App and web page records

Segment Open

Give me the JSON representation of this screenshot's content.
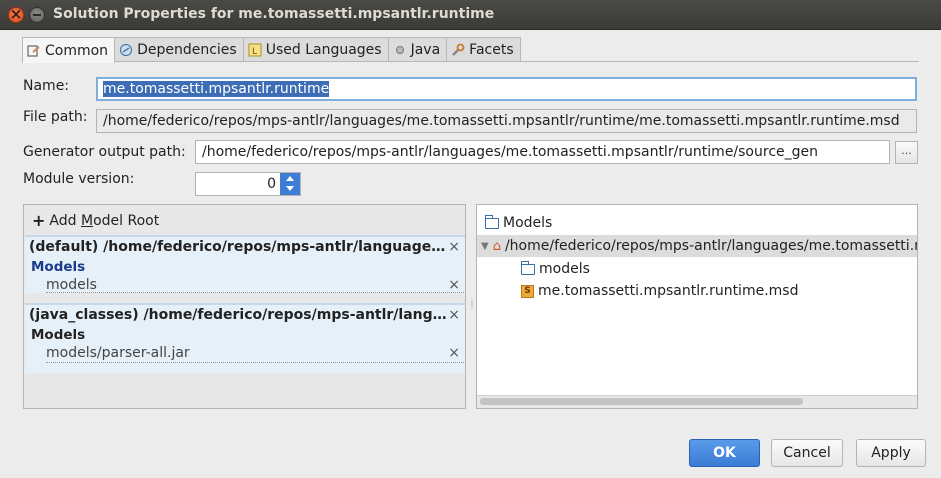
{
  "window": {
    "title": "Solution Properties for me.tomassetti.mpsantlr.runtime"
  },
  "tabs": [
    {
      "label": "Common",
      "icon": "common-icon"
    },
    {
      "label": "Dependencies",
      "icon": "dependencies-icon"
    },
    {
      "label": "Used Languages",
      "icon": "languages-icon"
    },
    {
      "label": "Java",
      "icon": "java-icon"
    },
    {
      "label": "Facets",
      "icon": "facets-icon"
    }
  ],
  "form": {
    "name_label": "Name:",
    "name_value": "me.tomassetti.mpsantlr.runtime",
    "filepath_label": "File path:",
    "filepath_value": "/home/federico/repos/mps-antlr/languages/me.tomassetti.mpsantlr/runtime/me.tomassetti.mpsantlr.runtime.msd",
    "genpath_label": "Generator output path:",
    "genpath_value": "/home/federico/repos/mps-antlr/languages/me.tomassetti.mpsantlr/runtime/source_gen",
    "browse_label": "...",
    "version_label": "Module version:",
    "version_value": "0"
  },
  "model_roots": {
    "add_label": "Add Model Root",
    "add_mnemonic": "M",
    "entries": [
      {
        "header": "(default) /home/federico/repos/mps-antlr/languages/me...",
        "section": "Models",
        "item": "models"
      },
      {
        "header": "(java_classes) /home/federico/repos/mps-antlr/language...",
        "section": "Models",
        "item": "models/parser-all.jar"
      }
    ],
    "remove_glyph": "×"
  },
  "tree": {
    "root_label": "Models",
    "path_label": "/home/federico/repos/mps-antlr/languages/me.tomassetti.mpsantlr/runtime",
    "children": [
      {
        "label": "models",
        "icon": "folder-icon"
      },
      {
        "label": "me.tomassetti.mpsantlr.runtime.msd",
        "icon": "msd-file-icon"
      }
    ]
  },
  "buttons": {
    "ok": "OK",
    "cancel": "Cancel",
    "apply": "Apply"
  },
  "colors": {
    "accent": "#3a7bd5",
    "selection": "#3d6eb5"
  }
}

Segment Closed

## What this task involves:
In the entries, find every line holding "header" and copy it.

## Result below:
        "header": "(default) /home/federico/repos/mps-antlr/languages/me...",
        "header": "(java_classes) /home/federico/repos/mps-antlr/language...",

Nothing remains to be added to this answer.